However, the two drainage systems are kept apart in modern homes and systems, and rainfall is either drained into a soakaway, a watercourse, or a surface water sewer. A soakaway is typically nothing more than a hole in the ground that has been backfilled with coarse stone, allowing surface water to percolate back into the ground.
Installing your drainage system
You should always make sure that you communicate with the Building Control Department at your local Council, regardless of whether you are installing a new drainage system or intend to make changes to an existing drainage network. You must provide blueprints that specify the range of the work to be done, making sure that the work complies with the most recent Building Regulations because, in essence, the job will need to be passed off and inspected thereafter. On the other hand, if you are simply replacing broken pieces, notification is not required.
All drainage pipes and underground drainage fittings should be Terracotta in colour to ensure compliance with the Building Regulations and prevent the works from having to be rejected by the Building Control Department.
How to install your underground drainage systems?

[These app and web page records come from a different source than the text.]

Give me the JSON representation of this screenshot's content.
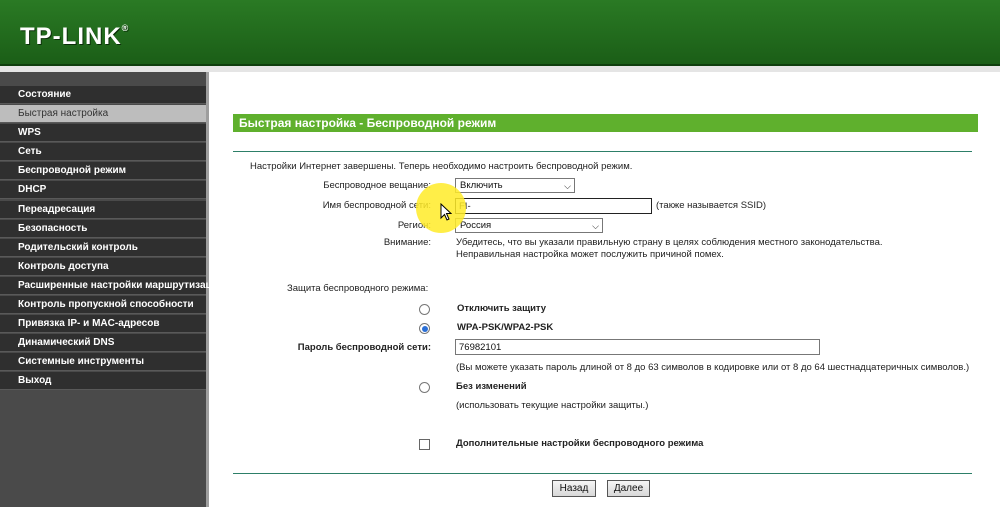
{
  "brand": {
    "logo": "TP-LINK",
    "reg": "®"
  },
  "sidebar": {
    "items": [
      {
        "label": "Состояние"
      },
      {
        "label": "Быстрая настройка",
        "active": true
      },
      {
        "label": "WPS"
      },
      {
        "label": "Сеть"
      },
      {
        "label": "Беспроводной режим"
      },
      {
        "label": "DHCP"
      },
      {
        "label": "Переадресация"
      },
      {
        "label": "Безопасность"
      },
      {
        "label": "Родительский контроль"
      },
      {
        "label": "Контроль доступа"
      },
      {
        "label": "Расширенные настройки маршрутизации"
      },
      {
        "label": "Контроль пропускной способности"
      },
      {
        "label": "Привязка IP- и MAC-адресов"
      },
      {
        "label": "Динамический DNS"
      },
      {
        "label": "Системные инструменты"
      },
      {
        "label": "Выход"
      }
    ]
  },
  "page": {
    "title": "Быстрая настройка - Беспроводной режим",
    "intro": "Настройки Интернет завершены. Теперь необходимо настроить беспроводной режим.",
    "broadcast": {
      "label": "Беспроводное вещание:",
      "value": "Включить"
    },
    "ssid": {
      "label": "Имя беспроводной сети:",
      "value": "FI-",
      "hint": "(также называется SSID)"
    },
    "region": {
      "label": "Регион:",
      "value": "Россия"
    },
    "warning": {
      "label": "Внимание:",
      "line1": "Убедитесь, что вы указали правильную страну в целях соблюдения местного законодательства.",
      "line2": "Неправильная настройка может послужить причиной помех."
    },
    "security": {
      "label": "Защита беспроводного режима:",
      "option_off": "Отключить защиту",
      "option_wpa": "WPA-PSK/WPA2-PSK",
      "password_label": "Пароль беспроводной сети:",
      "password_value": "76982101",
      "password_hint": "(Вы можете указать пароль длиной от 8 до 63 символов в кодировке или от 8 до 64 шестнадцатеричных символов.)",
      "option_nochange": "Без изменений",
      "nochange_hint": "(использовать текущие настройки защиты.)"
    },
    "advanced_label": "Дополнительные настройки беспроводного режима",
    "buttons": {
      "back": "Назад",
      "next": "Далее"
    }
  },
  "colors": {
    "header": "#1f6a1a",
    "title_bar": "#5fb02d",
    "sidebar": "#2f2f2f",
    "highlight": "#ffeb28"
  }
}
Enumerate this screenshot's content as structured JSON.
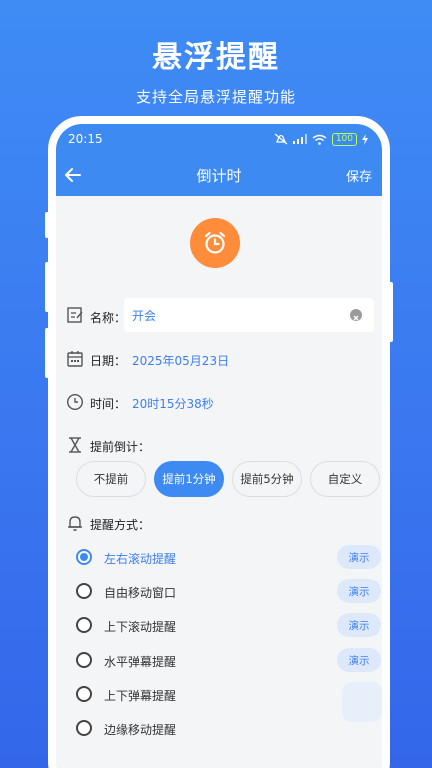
{
  "promo": {
    "title": "悬浮提醒",
    "subtitle": "支持全局悬浮提醒功能"
  },
  "status_bar": {
    "time": "20:15",
    "battery": "100"
  },
  "app_bar": {
    "title": "倒计时",
    "save_label": "保存"
  },
  "form": {
    "name_label": "名称：",
    "name_value": "开会",
    "date_label": "日期：",
    "date_value": "2025年05月23日",
    "time_label": "时间：",
    "time_value": "20时15分38秒",
    "advance_label": "提前倒计：",
    "method_label": "提醒方式："
  },
  "advance_options": [
    {
      "label": "不提前",
      "selected": false
    },
    {
      "label": "提前1分钟",
      "selected": true
    },
    {
      "label": "提前5分钟",
      "selected": false
    },
    {
      "label": "自定义",
      "selected": false
    }
  ],
  "reminder_methods": [
    {
      "label": "左右滚动提醒",
      "selected": true,
      "demo": "演示"
    },
    {
      "label": "自由移动窗口",
      "selected": false,
      "demo": "演示"
    },
    {
      "label": "上下滚动提醒",
      "selected": false,
      "demo": "演示"
    },
    {
      "label": "水平弹幕提醒",
      "selected": false,
      "demo": "演示"
    },
    {
      "label": "上下弹幕提醒",
      "selected": false,
      "demo": ""
    },
    {
      "label": "边缘移动提醒",
      "selected": false,
      "demo": ""
    }
  ],
  "colors": {
    "primary": "#3d8af3",
    "accent": "#ff8c3b",
    "link": "#3d7ff0"
  }
}
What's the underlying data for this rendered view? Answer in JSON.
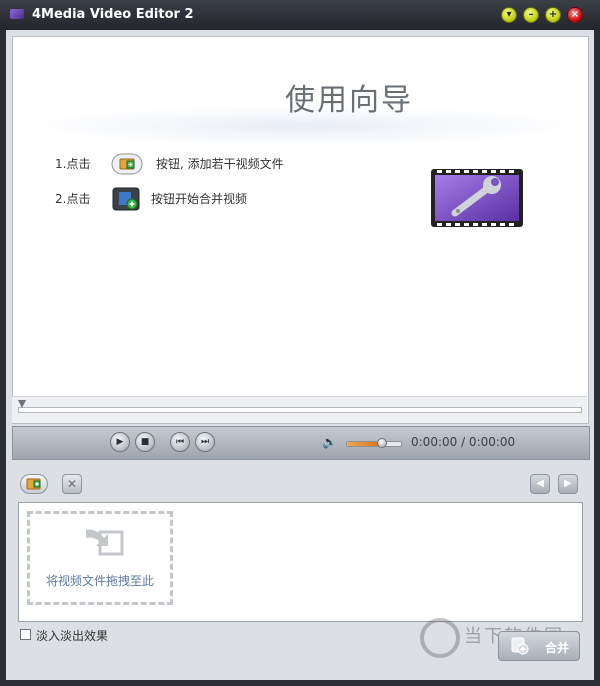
{
  "window": {
    "title": "4Media Video Editor 2"
  },
  "wizard": {
    "title": "使用向导",
    "step1_num": "1.点击",
    "step1_text": "按钮, 添加若干视频文件",
    "step2_num": "2.点击",
    "step2_text": "按钮开始合并视频"
  },
  "player": {
    "time": "0:00:00 / 0:00:00",
    "volume_level": 0.65
  },
  "filelist": {
    "drop_text": "将视频文件拖拽至此"
  },
  "options": {
    "fade_label": "淡入淡出效果",
    "fade_checked": false
  },
  "merge": {
    "label": "合并"
  },
  "watermark": {
    "text": "当下软件园"
  },
  "colors": {
    "accent": "#d4701b",
    "title_bar": "#2b2e33",
    "panel": "#dcdfe3"
  },
  "icons": [
    "app-icon",
    "help-icon",
    "minimize-icon",
    "maximize-icon",
    "close-icon",
    "add-file-icon",
    "merge-icon",
    "film-wrench-icon",
    "play-icon",
    "stop-icon",
    "prev-icon",
    "next-icon",
    "volume-icon",
    "delete-icon",
    "nav-left-icon",
    "nav-right-icon",
    "drop-arrow-icon"
  ]
}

A network of flexible plastic pipes, inspection chambers, rodding points to clear any clogs, and access fittings make up modern underground drainage systems.
It is crucial that there be appropriate cover of at least 600mm because such materials are prone to distortion under load. The material used as the cover’s backfill should permit percolation; often, pea shingle or another granular form of stone is utilised.
Trenches can be built by hand although a small excavator or micro digger is usually preferred. Building regulations should be followed, and anything deeper than 1,200 mm must always be supported or shored up. The sides should ideally be dug at an angle of repose to reduce the risk of the excavated material collapsing in on itself and causing significant damage or death.
Use a hacksaw and mitre block to precisely measure the drainage pipes’ dimensions and cut them to fit. The freshly cut pipe will have rough edges after being cut, therefore the surplus burrs need to be removed and the edges need to be chamfered at a 45-degree angle with a wood file. Using a cloth to wipe the pipe should be sufficient.
It is simple to connect underground drainage pipes and the fittings that accompany them, but the male and female ends of each component must be lubricated to fit together. They ought should slot together rather easily after being greased.
Channel drains are a typical building material that are employed globally for several applications. They may also be referred to as linear drains or trench drains. But how do drainage channels work?
Unlike gullies, which only drain water from one point along their length, linear drainage systems do so continuously. They consist of a closed channel with a grating of some kind on top.
A channel drain’ fundamental function is to remove surface water from a specific area. They should never be placed uphill, but rather at a location where surface water is likely to roll towards.
To Find out more about Channel Drainage, visit our sister website www.polychannel.co.uk or alternatively if you want to read more on the installation process of channel drainage check out our blog post ‘How to install Channel Drain’